> **DATA TO USE**:
..............................

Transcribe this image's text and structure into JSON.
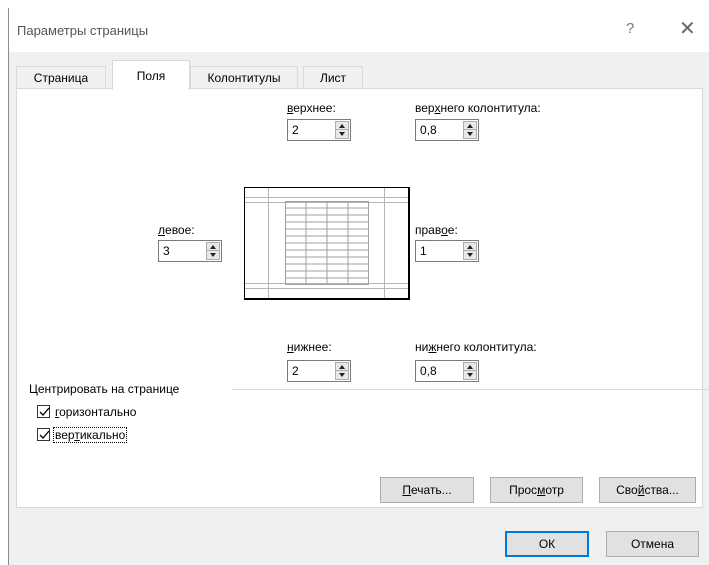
{
  "window": {
    "title": "Параметры страницы",
    "help_icon": "?",
    "close_icon": "✕"
  },
  "tabs": [
    {
      "label": "Страница",
      "active": false
    },
    {
      "label": "Поля",
      "active": true
    },
    {
      "label": "Колонтитулы",
      "active": false
    },
    {
      "label": "Лист",
      "active": false
    }
  ],
  "margins": {
    "top": {
      "label_u": "в",
      "label_rest": "ерхнее:",
      "value": "2"
    },
    "header": {
      "label_pre": "вер",
      "label_u": "х",
      "label_rest": "него колонтитула:",
      "value": "0,8"
    },
    "left": {
      "label_u": "л",
      "label_rest": "евое:",
      "value": "3"
    },
    "right": {
      "label_pre": "прав",
      "label_u": "о",
      "label_rest": "е:",
      "value": "1"
    },
    "bottom": {
      "label_u": "н",
      "label_rest": "ижнее:",
      "value": "2"
    },
    "footer": {
      "label_pre": "ни",
      "label_u": "ж",
      "label_rest": "него колонтитула:",
      "value": "0,8"
    }
  },
  "center": {
    "title": "Центрировать на странице",
    "horizontal": {
      "label_u": "г",
      "label_rest": "оризонтально",
      "checked": true
    },
    "vertical": {
      "label_pre": "вер",
      "label_u": "т",
      "label_rest": "икально",
      "checked": true
    }
  },
  "buttons": {
    "print": {
      "label_u": "П",
      "label_rest": "ечать..."
    },
    "preview": {
      "label_pre": "Прос",
      "label_u": "м",
      "label_rest": "отр"
    },
    "options": {
      "label_pre": "Сво",
      "label_u": "й",
      "label_rest": "ства..."
    },
    "ok": "ОК",
    "cancel": "Отмена"
  },
  "colors": {
    "accent": "#0078d7",
    "dialog_bg": "#f0f0f0"
  }
}
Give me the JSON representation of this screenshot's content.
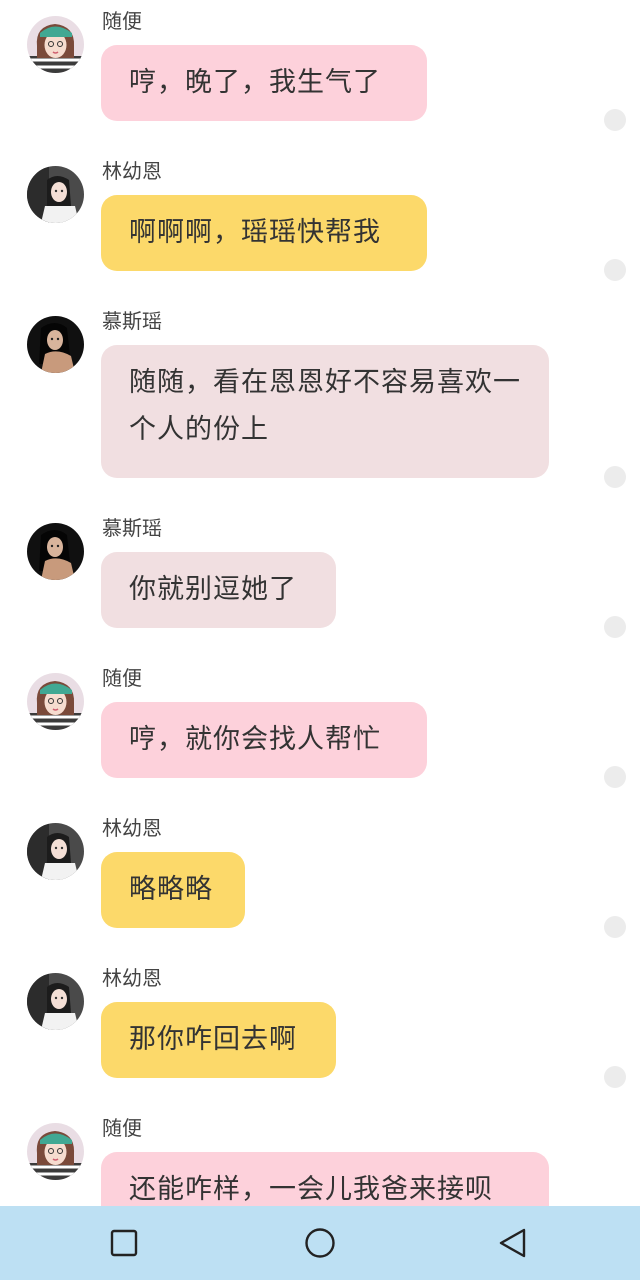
{
  "messages": [
    {
      "sender": "随便",
      "text": "哼，晚了，我生气了",
      "avatar": "avatar-suibian"
    },
    {
      "sender": "林幼恩",
      "text": "啊啊啊，瑶瑶快帮我",
      "avatar": "avatar-linyouen"
    },
    {
      "sender": "慕斯瑶",
      "text": "随随，看在恩恩好不容易喜欢一个人的份上",
      "avatar": "avatar-musiyao"
    },
    {
      "sender": "慕斯瑶",
      "text": "你就别逗她了",
      "avatar": "avatar-musiyao"
    },
    {
      "sender": "随便",
      "text": "哼，就你会找人帮忙",
      "avatar": "avatar-suibian"
    },
    {
      "sender": "林幼恩",
      "text": "略略略",
      "avatar": "avatar-linyouen"
    },
    {
      "sender": "林幼恩",
      "text": "那你咋回去啊",
      "avatar": "avatar-linyouen"
    },
    {
      "sender": "随便",
      "text": "还能咋样，一会儿我爸来接呗",
      "avatar": "avatar-suibian"
    }
  ],
  "navbar": {
    "recents_icon": "square-icon",
    "home_icon": "circle-icon",
    "back_icon": "triangle-back-icon"
  },
  "colors": {
    "bubble_pink": "#fdd1db",
    "bubble_yellow": "#fcd96a",
    "bubble_lavender": "#f1dfe1",
    "navbar_background": "#bde0f3"
  }
}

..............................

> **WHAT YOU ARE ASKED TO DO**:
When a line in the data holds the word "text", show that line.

> **TASK RESPONSE**:
Transcribe this image's text and structure into JSON.
      "text": "哼，晚了，我生气了",
      "text": "啊啊啊，瑶瑶快帮我",
      "text": "随随，看在恩恩好不容易喜欢一个人的份上",
      "text": "你就别逗她了",
      "text": "哼，就你会找人帮忙",
      "text": "略略略",
      "text": "那你咋回去啊",
      "text": "还能咋样，一会儿我爸来接呗",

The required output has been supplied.